**How to complete this task**
Scan the lines below for "doodslag"; report the number of lines that contain it, and only that.

**Provided data**
__________________________________________________

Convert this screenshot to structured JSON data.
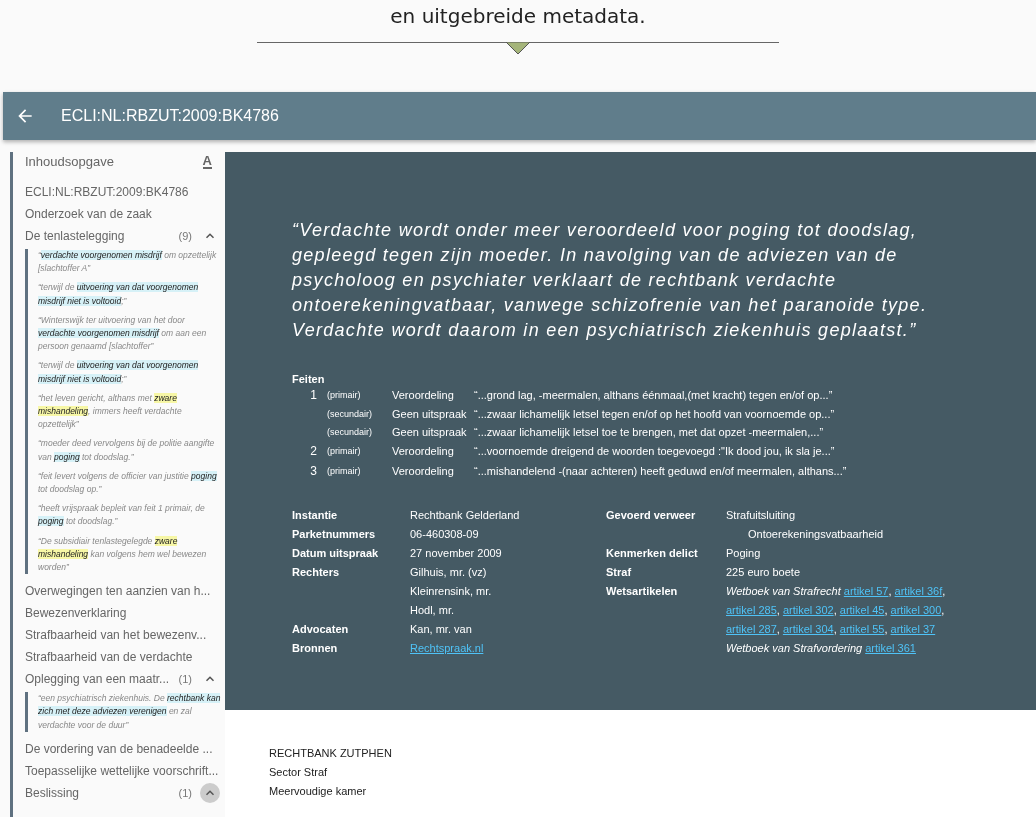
{
  "intro": {
    "text": "en uitgebreide metadata."
  },
  "header": {
    "title": "ECLI:NL:RBZUT:2009:BK4786"
  },
  "toc": {
    "title": "Inhoudsopgave",
    "font_button": "A",
    "items": [
      {
        "label": "ECLI:NL:RBZUT:2009:BK4786"
      },
      {
        "label": "Onderzoek van de zaak"
      },
      {
        "label": "De tenlastelegging",
        "count": "(9)",
        "expanded": true,
        "hovered": false,
        "snippets": [
          [
            {
              "text": "“",
              "kind": "plain"
            },
            {
              "text": "verdachte voorgenomen misdrijf",
              "kind": "match"
            },
            {
              "text": " om opzettelijk [slachtoffer A”",
              "kind": "plain"
            }
          ],
          [
            {
              "text": "“terwijl de ",
              "kind": "plain"
            },
            {
              "text": "uitvoering van dat voorgenomen misdrijf niet is voltooid",
              "kind": "match"
            },
            {
              "text": ";”",
              "kind": "plain"
            }
          ],
          [
            {
              "text": "“Winterswijk ter uitvoering van het door ",
              "kind": "plain"
            },
            {
              "text": "verdachte voorgenomen misdrijf",
              "kind": "match"
            },
            {
              "text": " om aan een persoon genaamd [slachtoffer”",
              "kind": "plain"
            }
          ],
          [
            {
              "text": "“terwijl de ",
              "kind": "plain"
            },
            {
              "text": "uitvoering van dat voorgenomen misdrijf niet is voltooid",
              "kind": "match"
            },
            {
              "text": ";”",
              "kind": "plain"
            }
          ],
          [
            {
              "text": "“het leven gericht, althans met ",
              "kind": "plain"
            },
            {
              "text": "zware mishandeling",
              "kind": "term"
            },
            {
              "text": ", immers heeft verdachte opzettelijk”",
              "kind": "plain"
            }
          ],
          [
            {
              "text": "“moeder deed vervolgens bij de politie aangifte van ",
              "kind": "plain"
            },
            {
              "text": "poging",
              "kind": "match"
            },
            {
              "text": " tot doodslag.”",
              "kind": "plain"
            }
          ],
          [
            {
              "text": "“feit levert volgens de officier van justitie ",
              "kind": "plain"
            },
            {
              "text": "poging",
              "kind": "match"
            },
            {
              "text": " tot doodslag op.”",
              "kind": "plain"
            }
          ],
          [
            {
              "text": "“heeft vrijspraak bepleit van feit 1 primair, de ",
              "kind": "plain"
            },
            {
              "text": "poging",
              "kind": "match"
            },
            {
              "text": " tot doodslag.”",
              "kind": "plain"
            }
          ],
          [
            {
              "text": "“De subsidiair tenlastegelegde ",
              "kind": "plain"
            },
            {
              "text": "zware mishandeling",
              "kind": "term"
            },
            {
              "text": " kan volgens hem wel bewezen worden”",
              "kind": "plain"
            }
          ]
        ]
      },
      {
        "label": "Overwegingen ten aanzien van h..."
      },
      {
        "label": "Bewezenverklaring"
      },
      {
        "label": "Strafbaarheid van het bewezenv..."
      },
      {
        "label": "Strafbaarheid van de verdachte"
      },
      {
        "label": "Oplegging van een maatr...",
        "count": "(1)",
        "expanded": true,
        "hovered": false,
        "snippets": [
          [
            {
              "text": "“een psychiatrisch ziekenhuis. De ",
              "kind": "plain"
            },
            {
              "text": "rechtbank kan zich met deze adviezen verenigen",
              "kind": "match"
            },
            {
              "text": " en zal verdachte voor de duur”",
              "kind": "plain"
            }
          ]
        ]
      },
      {
        "label": "De vordering van de benadeelde ..."
      },
      {
        "label": "Toepasselijke wettelijke voorschrift..."
      },
      {
        "label": "Beslissing",
        "count": "(1)",
        "expanded": true,
        "hovered": true
      }
    ]
  },
  "summary": {
    "quote": "“Verdachte wordt onder meer veroordeeld voor poging tot doodslag, gepleegd tegen zijn moeder. In navolging van de adviezen van de psycholoog en psychiater verklaart de rechtbank verdachte ontoerekeningvatbaar, vanwege schizofrenie van het paranoide type. Verdachte wordt daarom in een psychiatrisch ziekenhuis geplaatst.”",
    "facts_title": "Feiten",
    "facts": [
      {
        "number": "1",
        "type": "(primair)",
        "outcome": "Veroordeling",
        "excerpt": "“...grond lag, -meermalen, althans éénmaal,(met kracht) tegen en/of op...”"
      },
      {
        "type": "(secundair)",
        "outcome": "Geen uitspraak",
        "excerpt": "“...zwaar lichamelijk letsel tegen en/of op het hoofd van voornoemde op...”"
      },
      {
        "type": "(secundair)",
        "outcome": "Geen uitspraak",
        "excerpt": "“...zwaar lichamelijk letsel toe te brengen, met dat opzet -meermalen,...”"
      },
      {
        "number": "2",
        "type": "(primair)",
        "outcome": "Veroordeling",
        "excerpt": "“...voornoemde dreigend de woorden toegevoegd :\"Ik dood jou, ik sla je...”"
      },
      {
        "number": "3",
        "type": "(primair)",
        "outcome": "Veroordeling",
        "excerpt": "“...mishandelend -(naar achteren) heeft geduwd en/of meermalen, althans...”"
      }
    ],
    "metadata_left": [
      {
        "label": "Instantie",
        "lines": [
          [
            {
              "text": "Rechtbank Gelderland",
              "kind": "plain"
            }
          ]
        ]
      },
      {
        "label": "Parketnummers",
        "lines": [
          [
            {
              "text": "06-460308-09",
              "kind": "plain"
            }
          ]
        ]
      },
      {
        "label": "Datum uitspraak",
        "lines": [
          [
            {
              "text": "27 november 2009",
              "kind": "plain"
            }
          ]
        ]
      },
      {
        "label": "Rechters",
        "lines": [
          [
            {
              "text": "Gilhuis, mr. (vz)",
              "kind": "plain"
            }
          ],
          [
            {
              "text": "Kleinrensink, mr.",
              "kind": "plain"
            }
          ],
          [
            {
              "text": "Hodl, mr.",
              "kind": "plain"
            }
          ]
        ]
      },
      {
        "label": "Advocaten",
        "lines": [
          [
            {
              "text": "Kan, mr. van",
              "kind": "plain"
            }
          ]
        ]
      },
      {
        "label": "Bronnen",
        "lines": [
          [
            {
              "text": "Rechtspraak.nl",
              "kind": "link"
            }
          ]
        ]
      }
    ],
    "metadata_right": [
      {
        "label": "Gevoerd verweer",
        "lines": [
          [
            {
              "text": "Strafuitsluiting",
              "kind": "plain"
            }
          ],
          [
            {
              "text": "Ontoerekeningsvatbaarheid",
              "kind": "sub"
            }
          ]
        ]
      },
      {
        "label": "Kenmerken delict",
        "lines": [
          [
            {
              "text": "Poging",
              "kind": "plain"
            }
          ]
        ]
      },
      {
        "label": "Straf",
        "lines": [
          [
            {
              "text": "225 euro boete",
              "kind": "plain"
            }
          ]
        ]
      },
      {
        "label": "Wetsartikelen",
        "lines": [
          [
            {
              "text": "Wetboek van Strafrecht ",
              "kind": "italic"
            },
            {
              "text": "artikel 57",
              "kind": "link"
            },
            {
              "text": ", ",
              "kind": "plain"
            },
            {
              "text": "artikel 36f",
              "kind": "link"
            },
            {
              "text": ",",
              "kind": "plain"
            }
          ],
          [
            {
              "text": "artikel 285",
              "kind": "link"
            },
            {
              "text": ", ",
              "kind": "plain"
            },
            {
              "text": "artikel 302",
              "kind": "link"
            },
            {
              "text": ", ",
              "kind": "plain"
            },
            {
              "text": "artikel 45",
              "kind": "link"
            },
            {
              "text": ", ",
              "kind": "plain"
            },
            {
              "text": "artikel 300",
              "kind": "link"
            },
            {
              "text": ",",
              "kind": "plain"
            }
          ],
          [
            {
              "text": "artikel 287",
              "kind": "link"
            },
            {
              "text": ", ",
              "kind": "plain"
            },
            {
              "text": "artikel 304",
              "kind": "link"
            },
            {
              "text": ", ",
              "kind": "plain"
            },
            {
              "text": "artikel 55",
              "kind": "link"
            },
            {
              "text": ", ",
              "kind": "plain"
            },
            {
              "text": "artikel 37",
              "kind": "link"
            }
          ],
          [
            {
              "text": "Wetboek van Strafvordering ",
              "kind": "italic"
            },
            {
              "text": "artikel 361",
              "kind": "link"
            }
          ]
        ]
      }
    ]
  },
  "document": {
    "lines": [
      "RECHTBANK ZUTPHEN",
      "Sector Straf",
      "Meervoudige kamer"
    ]
  }
}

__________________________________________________

**Reply**
4